[Task statement] Starting with the first line and ending with the last, copy the entries word for word.

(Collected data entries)
↓

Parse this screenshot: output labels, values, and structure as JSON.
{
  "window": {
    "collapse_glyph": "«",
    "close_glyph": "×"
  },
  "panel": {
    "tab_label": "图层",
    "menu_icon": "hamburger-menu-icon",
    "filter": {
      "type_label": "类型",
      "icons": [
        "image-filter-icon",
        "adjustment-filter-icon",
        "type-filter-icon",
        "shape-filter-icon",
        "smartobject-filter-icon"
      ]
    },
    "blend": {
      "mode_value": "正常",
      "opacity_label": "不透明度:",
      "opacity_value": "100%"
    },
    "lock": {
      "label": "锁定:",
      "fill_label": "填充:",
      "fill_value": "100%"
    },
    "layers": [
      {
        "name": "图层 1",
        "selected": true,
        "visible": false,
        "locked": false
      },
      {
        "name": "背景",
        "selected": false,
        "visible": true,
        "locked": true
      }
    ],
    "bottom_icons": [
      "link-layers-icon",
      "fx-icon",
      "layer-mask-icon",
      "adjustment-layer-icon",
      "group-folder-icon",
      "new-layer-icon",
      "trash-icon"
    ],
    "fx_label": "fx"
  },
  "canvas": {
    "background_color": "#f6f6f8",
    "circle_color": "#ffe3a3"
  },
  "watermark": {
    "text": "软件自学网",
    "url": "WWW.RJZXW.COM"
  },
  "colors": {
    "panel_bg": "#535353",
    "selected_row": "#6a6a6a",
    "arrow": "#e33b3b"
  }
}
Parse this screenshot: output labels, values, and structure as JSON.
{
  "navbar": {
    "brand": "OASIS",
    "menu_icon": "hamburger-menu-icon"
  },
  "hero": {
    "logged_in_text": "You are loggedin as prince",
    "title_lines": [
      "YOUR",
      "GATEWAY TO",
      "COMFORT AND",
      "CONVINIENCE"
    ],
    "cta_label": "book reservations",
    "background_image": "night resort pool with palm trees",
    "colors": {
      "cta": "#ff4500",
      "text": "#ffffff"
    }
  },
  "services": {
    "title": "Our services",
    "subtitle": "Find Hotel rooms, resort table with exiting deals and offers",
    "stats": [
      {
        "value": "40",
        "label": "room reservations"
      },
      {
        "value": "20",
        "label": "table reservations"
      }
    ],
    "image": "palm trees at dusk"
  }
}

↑

[Result]
Parse this screenshot: output labels, values, and structure as JSON.
{
  "window": {
    "collapse_glyph": "«",
    "close_glyph": "×"
  },
  "panel": {
    "tab_label": "图层",
    "menu_icon": "hamburger-menu-icon",
    "filter": {
      "type_label": "类型",
      "icons": [
        "image-filter-icon",
        "adjustment-filter-icon",
        "type-filter-icon",
        "shape-filter-icon",
        "smartobject-filter-icon"
      ]
    },
    "blend": {
      "mode_value": "正常",
      "opacity_label": "不透明度:",
      "opacity_value": "100%"
    },
    "lock": {
      "label": "锁定:",
      "fill_label": "填充:",
      "fill_value": "100%"
    },
    "layers": [
      {
        "name": "图层 1",
        "selected": true,
        "visible": false,
        "locked": false
      },
      {
        "name": "背景",
        "selected": false,
        "visible": true,
        "locked": true
      }
    ],
    "bottom_icons": [
      "link-layers-icon",
      "fx-icon",
      "layer-mask-icon",
      "adjustment-layer-icon",
      "group-folder-icon",
      "new-layer-icon",
      "trash-icon"
    ],
    "fx_label": "fx"
  },
  "canvas": {
    "background_color": "#f6f6f8",
    "circle_color": "#ffe3a3"
  },
  "watermark": {
    "text": "软件自学网",
    "url": "WWW.RJZXW.COM"
  },
  "colors": {
    "panel_bg": "#535353",
    "selected_row": "#6a6a6a",
    "arrow": "#e33b3b"
  }
}
Parse this screenshot: output labels, values, and structure as JSON.
{
  "navbar": {
    "brand": "OASIS",
    "menu_icon": "hamburger-menu-icon"
  },
  "hero": {
    "logged_in_text": "You are loggedin as prince",
    "title_lines": [
      "YOUR",
      "GATEWAY TO",
      "COMFORT AND",
      "CONVINIENCE"
    ],
    "cta_label": "book reservations",
    "background_image": "night resort pool with palm trees",
    "colors": {
      "cta": "#ff4500",
      "text": "#ffffff"
    }
  },
  "services": {
    "title": "Our services",
    "subtitle": "Find Hotel rooms, resort table with exiting deals and offers",
    "stats": [
      {
        "value": "40",
        "label": "room reservations"
      },
      {
        "value": "20",
        "label": "table reservations"
      }
    ],
    "image": "palm trees at dusk"
  }
}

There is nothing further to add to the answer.